COLUMBIA — His hair was grayer than it had been when he rose to fame more than 20 years ago, but Bill Nye still had the same energy, simplicity and humor that made him so accessible on his show.
Nye, a scientist and educator most famous for his show, "Bill Nye the Science Guy," lectured for an hour to a packed Jesse Auditorium on Saturday as part of the weeklong MU symposium on "Decoding Science."
Although the symposium brought speakers to discuss how to communicate science to the public effectively, Nye focused more on why that communication should happen. He spoke generally about the importance of science in the future.
His message throughout the talk was simple: Use your passion for science and your joy of discovery to change the world.
As Nye took the stage, he was greeted with thunderous applause and a gift from MU Chancellor R. Bowen Loftin. He gave Nye a bow tie with maps of Missouri on it, which the Science Guy, who's known for his tweedy look and penchant for bow ties, promptly switched out with the one he was already wearing.
In his talk, Nye often directly addressed the younger generations in the crowd and combined heavy topics — climate change, evolution and the possibility of an asteroid strike — with his signature wit and theatrics. He used a mocking, feigned scholarly voice when using scientific jargon, and a wheezing, nostalgic voice when referencing historical events. Whenever he used the catchphrase for the lecture, "change the world," he spoke in a booming, epic voice reminiscent of a movie trailer.
Although his tone was light and parodic at times, Nye had a heavy message for the crowd. To illustrate that point, he showed the crowd a picture of a van in Columbia that had "Bill Nye The Science Lie" written on its back window. Both he and the crowd were able to share a laugh at the van's message, but he also wanted to make a point about how that vision of science had serious consequences.
"It would be OK, but this is a family vehicle," Nye said. We don't want to raise a generation of people that don't accept science, he said.
But if we want people to take science seriously, we need to be passionate about it, especially in the way it's taught. It's a teacher's passion that makes them our favorite because it's what best engages students, he said.

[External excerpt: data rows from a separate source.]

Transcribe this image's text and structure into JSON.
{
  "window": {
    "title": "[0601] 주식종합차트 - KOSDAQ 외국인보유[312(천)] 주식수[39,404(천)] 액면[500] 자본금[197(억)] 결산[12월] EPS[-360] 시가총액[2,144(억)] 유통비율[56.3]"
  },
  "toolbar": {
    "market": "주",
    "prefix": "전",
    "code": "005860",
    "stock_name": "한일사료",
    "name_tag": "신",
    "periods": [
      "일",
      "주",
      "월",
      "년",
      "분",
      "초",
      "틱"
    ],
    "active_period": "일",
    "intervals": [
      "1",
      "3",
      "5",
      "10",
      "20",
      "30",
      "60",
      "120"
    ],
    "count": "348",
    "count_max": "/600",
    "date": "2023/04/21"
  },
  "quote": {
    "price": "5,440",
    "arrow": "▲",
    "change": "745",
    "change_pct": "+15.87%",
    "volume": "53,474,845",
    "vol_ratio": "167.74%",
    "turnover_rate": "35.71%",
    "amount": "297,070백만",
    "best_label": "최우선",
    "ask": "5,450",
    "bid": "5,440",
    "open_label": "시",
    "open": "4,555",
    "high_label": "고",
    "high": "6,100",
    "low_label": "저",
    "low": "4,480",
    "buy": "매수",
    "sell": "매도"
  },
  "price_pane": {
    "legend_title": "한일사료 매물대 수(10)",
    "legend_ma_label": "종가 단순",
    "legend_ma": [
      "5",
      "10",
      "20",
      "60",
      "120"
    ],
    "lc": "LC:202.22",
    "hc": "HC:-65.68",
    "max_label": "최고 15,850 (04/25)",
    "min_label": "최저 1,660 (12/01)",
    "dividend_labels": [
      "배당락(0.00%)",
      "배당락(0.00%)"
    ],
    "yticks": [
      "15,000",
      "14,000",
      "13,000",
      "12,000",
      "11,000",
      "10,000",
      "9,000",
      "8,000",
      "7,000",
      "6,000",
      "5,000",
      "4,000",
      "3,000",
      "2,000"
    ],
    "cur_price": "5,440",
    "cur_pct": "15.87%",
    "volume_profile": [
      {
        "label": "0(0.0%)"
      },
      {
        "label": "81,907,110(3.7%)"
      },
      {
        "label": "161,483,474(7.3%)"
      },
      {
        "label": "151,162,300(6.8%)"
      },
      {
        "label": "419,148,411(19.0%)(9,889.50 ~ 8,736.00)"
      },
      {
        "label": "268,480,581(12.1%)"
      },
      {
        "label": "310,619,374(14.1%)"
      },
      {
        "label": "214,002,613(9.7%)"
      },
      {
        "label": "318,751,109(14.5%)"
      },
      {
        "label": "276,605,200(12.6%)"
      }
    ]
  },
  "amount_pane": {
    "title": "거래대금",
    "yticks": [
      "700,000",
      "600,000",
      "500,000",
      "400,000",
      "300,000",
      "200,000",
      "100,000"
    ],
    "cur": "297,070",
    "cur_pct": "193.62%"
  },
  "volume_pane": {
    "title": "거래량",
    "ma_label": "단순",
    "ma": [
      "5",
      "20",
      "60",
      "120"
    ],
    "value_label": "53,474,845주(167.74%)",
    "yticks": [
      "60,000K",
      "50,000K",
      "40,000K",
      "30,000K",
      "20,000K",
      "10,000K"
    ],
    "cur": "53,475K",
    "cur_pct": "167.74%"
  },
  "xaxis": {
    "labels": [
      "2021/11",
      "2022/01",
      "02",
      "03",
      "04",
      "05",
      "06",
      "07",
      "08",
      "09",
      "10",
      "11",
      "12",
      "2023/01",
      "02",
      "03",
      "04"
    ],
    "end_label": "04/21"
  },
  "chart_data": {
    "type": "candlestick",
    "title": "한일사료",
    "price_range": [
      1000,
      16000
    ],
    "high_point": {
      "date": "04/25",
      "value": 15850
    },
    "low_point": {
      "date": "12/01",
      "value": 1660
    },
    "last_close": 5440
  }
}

"You want to show and then tell," Nye said. "My claim is that when you can see it, that's when it becomes compelling."
Nye, who never formally trained as an educator, built his career by teaching a generation of American children about science on his show “Bill Nye the Science Guy,” which aired from 1993 to 1998 on PBS. It was famous for making science simple and enjoyable for millions of children.
But television was not where the Science Guy started out. Nye started out as an engineer at Boeing. He later hosted a “Bill Nye the Science Guy” show on a local Seattle radio station in 1986 before the idea took to the television screen. He said he made the show because he wanted to get people excited about science.
His lasting impression on young people drew many to his sold-out lecture Saturday.
"I've always been interested in his videos," MU senior Elizabeth York said. York, who is majoring in biology at MU, said Nye's show is what fed her interest for science.
Nye's lectures and debates have kept him in the public eye more than a decade after his show ended. In February, he made news by sparring with creationist thinker Ken Ham.
During the question-and-answer period, Nye was asked about how he deals with trying to convince people like Ham to accept evolution and science. He said it's something you have to chip away at.
"You have to accept that people won’t get what you’re driving at the first time," Nye said. "You have to act like it’s going to be a process."
Nye told another person that he was a bit nonplussed at why he'd become a "science rock star." But, he said he wanted to cultivate that persona for something good.
"I just try to get the PB&J, the passion, beauty and joy (of science) across to people," Nye said, but the rest is up to his audience. "I'm still waiting for you guys to change the world."
Supervising editor is Edward Hart.